Bonjour! This is my 30th post!

To celebrate reaching this mini-goal that I’d set for myself when I started this blog about eight months ago (January 2018), I thought it’d be a good idea to go to the very beginning and share my story about how I became a fan of all things French!

my constant companion in college

The year was 1985. I was at SFO waiting for a relative’s flight to arrive. To pass the time, I went to one of the many airport shops with the sole intent to buy some Flicks, those chocolate candy disks sold in cardboard tubes.

Photo: All About the 1970s (at) blogspot

While in the store, I flipped through some magazines and perused the paperbacks. Then a French-English phrasebook caught my eye.
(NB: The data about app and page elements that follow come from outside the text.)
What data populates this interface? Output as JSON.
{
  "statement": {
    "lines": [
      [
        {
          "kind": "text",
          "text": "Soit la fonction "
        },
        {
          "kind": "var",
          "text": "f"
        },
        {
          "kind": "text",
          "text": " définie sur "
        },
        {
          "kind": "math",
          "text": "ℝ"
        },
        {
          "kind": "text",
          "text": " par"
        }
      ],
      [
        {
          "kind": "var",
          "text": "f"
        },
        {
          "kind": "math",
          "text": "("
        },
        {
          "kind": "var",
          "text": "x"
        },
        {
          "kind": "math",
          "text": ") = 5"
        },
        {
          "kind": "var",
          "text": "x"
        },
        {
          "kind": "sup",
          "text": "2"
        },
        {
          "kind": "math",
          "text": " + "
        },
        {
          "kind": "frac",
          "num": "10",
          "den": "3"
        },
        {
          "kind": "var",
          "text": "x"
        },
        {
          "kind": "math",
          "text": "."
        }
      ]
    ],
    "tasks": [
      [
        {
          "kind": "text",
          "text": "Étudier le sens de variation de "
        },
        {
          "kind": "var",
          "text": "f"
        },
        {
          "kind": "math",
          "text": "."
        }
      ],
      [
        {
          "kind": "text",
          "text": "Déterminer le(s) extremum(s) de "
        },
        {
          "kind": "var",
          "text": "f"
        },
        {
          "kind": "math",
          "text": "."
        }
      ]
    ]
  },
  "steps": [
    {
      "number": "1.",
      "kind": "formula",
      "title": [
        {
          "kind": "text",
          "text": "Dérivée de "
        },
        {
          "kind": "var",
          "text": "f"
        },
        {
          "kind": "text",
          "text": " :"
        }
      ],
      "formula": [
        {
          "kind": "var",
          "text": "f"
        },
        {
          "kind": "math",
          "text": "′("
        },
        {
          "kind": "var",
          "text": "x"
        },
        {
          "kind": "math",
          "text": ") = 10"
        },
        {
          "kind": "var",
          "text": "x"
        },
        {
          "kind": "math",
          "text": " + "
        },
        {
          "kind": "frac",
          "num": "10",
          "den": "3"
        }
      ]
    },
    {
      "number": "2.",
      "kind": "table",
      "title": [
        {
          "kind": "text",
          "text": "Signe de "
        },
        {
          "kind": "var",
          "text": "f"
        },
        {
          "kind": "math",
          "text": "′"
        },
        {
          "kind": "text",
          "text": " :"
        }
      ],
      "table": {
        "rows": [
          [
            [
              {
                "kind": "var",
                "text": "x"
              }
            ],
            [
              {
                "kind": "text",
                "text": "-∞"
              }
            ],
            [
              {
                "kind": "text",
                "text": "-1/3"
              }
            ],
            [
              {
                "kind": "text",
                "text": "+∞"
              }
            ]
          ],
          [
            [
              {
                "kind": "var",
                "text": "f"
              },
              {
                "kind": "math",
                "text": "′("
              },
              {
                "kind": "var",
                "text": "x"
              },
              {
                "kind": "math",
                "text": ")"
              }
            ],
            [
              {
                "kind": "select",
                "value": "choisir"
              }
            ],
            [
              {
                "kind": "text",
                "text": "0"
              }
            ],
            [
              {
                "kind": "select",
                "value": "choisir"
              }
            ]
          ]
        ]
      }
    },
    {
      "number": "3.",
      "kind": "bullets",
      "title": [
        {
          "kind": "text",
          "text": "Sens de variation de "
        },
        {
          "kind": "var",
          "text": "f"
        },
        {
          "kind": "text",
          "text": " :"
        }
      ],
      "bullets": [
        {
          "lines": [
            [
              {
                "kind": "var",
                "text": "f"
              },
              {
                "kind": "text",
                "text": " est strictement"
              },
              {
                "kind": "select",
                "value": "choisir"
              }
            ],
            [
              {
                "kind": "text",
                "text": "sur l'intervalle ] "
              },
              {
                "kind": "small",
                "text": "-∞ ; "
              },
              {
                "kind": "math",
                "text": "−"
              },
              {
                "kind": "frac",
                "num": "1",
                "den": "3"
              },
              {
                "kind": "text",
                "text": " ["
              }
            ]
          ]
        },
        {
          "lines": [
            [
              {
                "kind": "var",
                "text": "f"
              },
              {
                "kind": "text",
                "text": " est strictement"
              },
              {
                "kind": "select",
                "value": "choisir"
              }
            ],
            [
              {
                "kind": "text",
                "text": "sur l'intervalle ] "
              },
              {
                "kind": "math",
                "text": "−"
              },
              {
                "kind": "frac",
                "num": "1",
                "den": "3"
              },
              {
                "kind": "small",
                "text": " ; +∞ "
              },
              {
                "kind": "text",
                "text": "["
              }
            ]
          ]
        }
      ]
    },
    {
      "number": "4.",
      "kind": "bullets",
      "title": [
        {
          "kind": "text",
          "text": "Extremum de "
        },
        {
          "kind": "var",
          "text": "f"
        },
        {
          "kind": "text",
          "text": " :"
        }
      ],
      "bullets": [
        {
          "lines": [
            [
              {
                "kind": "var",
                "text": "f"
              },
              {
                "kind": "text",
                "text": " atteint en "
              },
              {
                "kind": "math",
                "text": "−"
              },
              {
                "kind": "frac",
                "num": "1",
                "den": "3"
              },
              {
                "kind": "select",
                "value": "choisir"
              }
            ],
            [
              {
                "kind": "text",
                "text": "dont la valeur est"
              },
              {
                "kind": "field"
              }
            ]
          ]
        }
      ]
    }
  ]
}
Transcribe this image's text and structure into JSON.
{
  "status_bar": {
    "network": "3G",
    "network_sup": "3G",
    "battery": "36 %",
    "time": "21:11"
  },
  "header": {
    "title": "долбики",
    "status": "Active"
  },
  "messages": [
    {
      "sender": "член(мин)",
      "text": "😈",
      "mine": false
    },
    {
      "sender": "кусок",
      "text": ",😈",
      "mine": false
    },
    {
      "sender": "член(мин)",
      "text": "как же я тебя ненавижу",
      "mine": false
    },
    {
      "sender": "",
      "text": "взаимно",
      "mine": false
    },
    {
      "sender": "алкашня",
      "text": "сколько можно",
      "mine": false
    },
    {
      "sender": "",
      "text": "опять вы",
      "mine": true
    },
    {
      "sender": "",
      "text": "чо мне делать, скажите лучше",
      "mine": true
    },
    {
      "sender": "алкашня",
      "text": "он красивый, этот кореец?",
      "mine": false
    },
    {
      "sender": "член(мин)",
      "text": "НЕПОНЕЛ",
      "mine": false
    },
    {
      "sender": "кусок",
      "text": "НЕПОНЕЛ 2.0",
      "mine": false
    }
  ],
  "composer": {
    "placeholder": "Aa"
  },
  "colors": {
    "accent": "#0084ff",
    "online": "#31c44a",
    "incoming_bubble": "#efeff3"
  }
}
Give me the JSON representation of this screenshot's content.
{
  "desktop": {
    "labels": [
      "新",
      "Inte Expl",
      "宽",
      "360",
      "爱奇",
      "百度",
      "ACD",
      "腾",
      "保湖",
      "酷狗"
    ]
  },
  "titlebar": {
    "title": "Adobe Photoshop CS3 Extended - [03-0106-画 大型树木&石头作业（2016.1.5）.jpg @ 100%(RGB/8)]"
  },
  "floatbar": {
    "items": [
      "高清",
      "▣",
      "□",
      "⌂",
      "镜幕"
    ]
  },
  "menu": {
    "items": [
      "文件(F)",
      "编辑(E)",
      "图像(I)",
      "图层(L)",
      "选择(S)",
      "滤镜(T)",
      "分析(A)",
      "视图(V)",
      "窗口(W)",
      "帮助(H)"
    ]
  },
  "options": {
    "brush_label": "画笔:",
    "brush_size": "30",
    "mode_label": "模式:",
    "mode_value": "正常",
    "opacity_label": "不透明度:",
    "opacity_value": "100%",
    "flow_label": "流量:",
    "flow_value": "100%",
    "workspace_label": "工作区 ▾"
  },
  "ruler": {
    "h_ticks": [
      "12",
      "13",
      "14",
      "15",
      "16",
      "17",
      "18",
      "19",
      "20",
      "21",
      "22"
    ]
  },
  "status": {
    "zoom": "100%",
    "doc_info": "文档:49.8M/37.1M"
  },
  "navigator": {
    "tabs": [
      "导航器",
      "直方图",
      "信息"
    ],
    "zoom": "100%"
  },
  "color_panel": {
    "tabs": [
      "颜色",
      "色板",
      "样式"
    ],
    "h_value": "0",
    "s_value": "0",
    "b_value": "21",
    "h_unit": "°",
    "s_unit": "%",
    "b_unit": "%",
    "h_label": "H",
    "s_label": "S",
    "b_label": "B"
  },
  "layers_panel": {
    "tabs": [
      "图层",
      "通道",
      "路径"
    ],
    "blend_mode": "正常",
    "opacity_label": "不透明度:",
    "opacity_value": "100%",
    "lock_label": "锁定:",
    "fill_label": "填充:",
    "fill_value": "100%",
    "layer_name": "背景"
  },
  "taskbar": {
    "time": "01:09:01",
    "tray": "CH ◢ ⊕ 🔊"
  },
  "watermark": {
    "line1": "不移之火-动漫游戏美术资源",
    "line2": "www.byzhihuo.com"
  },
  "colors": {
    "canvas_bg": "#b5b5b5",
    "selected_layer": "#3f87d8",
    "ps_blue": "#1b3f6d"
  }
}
I looked through it and I was entranced.

  • It seemed like many of the letters were not pronounced; lots of silent h’s and t’s
  • Some words had interesting accent marks, like hats over vowels (ô) or a squiggle under the letter c (ç)
  • Many words had the letters q, x, and z in them, which is rare in English
  • And did I mention those fascinating accent marks?

I was hooked. This new language was like a puzzle I wanted to put together. It was a code I wanted to crack.

Around the same time, I discovered the music of Corey Hart, one of my all-time favorite singer/songwriters. Although his hits like, Sunglasses At Night and Never Surrender are in English, he was quoted in a teen magazine saying that he was bilingual in English and French since he’s from Montréal, a city in the French-speaking region of Québec, Canada.

Soon after that, I started watching a new program on PBS, called French In Action. In each episode of the instructional series, characters named Mireille, Marie-Laure, and Robert would act out the grammar lessons in the Capretz Method. It was fun to see all the Parisian sights featured in the episodes, too.

Photos from IMDb

It seemed to me that all of these signs were leading me somewhere…I wanted to know more. A Francophile is born! But it wasn’t enough. I decided I wanted to learn how to speak French, too!

I took my first French class as a freshman in high school. Madame P. had each of us pick a French name, which would be our name while in French class. I picked Catherine (pronounced kat-treen!)

Several years later, on my first trip to France, imagine my delight as I met my seat neighbor and learned her name was Catherine! She had been working as an au pair and she was returning to Bordeaux. We became fast friends and talked during the entire flight.

Back to Mme P. … I absolutely adored her: she was an energetic, patient, and kind teacher. As I was preparing to graduate from college with a bachelor’s degree in international relations and French (double-major), I sent Mme P. a note (in English) to thank her for inspiring me to continue my French studies. A few days later, I could not contain my tears when I received a note back from her written entirely in French!

These days, I continue my study of French in less formal ways. For instance, I listen to French pop music, watch French movies with English subtitles, and read French novels and magazines.

In addition, I have visited a few Francophone places, where I continue to learn stuff they don’t teach you in school. In Montréal, Québec, for example, they use religious symbols as curse words! Who knew a communion wafer could be a profanity! I didn’t know that. Not at all. (Pas du tout. Or should I say, Pantoute!)

I also feel my Francophilia is spreading to a new generation! When my older daughter was younger, we would have French Fridays and I would teach her basic words and phrases. Today, she is taking advanced French classes in high school and she’s teaching me new vocabulary!

I also taught my younger daughter some French phrases. If she asked for something without saying please, for instance, I’d gently ask her what the magic word was and she’d reply « s’il vous plaît »! So cute!

Believe it or not, I am not forcing either of them to learn French. But let’s just say that if they wanted to pursue it, I wouldn’t exactly discourage them either!

In the same manner that food has the ability to gather people together, I believe language opens the door to a deeper understanding of another culture.

There is so much to learn, so I am careful not to generalize or believe stereotypes about French people and culture. I feel fortunate that I’ve had opportunities to visit big cities in France, like Paris and Toulouse, as well as her small villages in the countryside. Those unforgettable experiences have helped reinforce my French studies from all those years ago. Without a doubt, those experiences have also piqued my curiosity and appreciation even more.

I could have studied any other language, but I chose French. Or did it choose me?

Perhaps it is a mutual affinity, who knows! What I know for sure is that it’s an enduring relationship that began more than three decades ago.

Thanks for reading my story. Are you a Francophile? Tell me your story! Who/what inspired you to become a Francophile?

For more information:

  • Corey Hart – Never Surrender (link)
  • Corey Hart – Sunglasses At Night (link) 🕶
  • French In Action series (link)
  • Québécois expressions (link)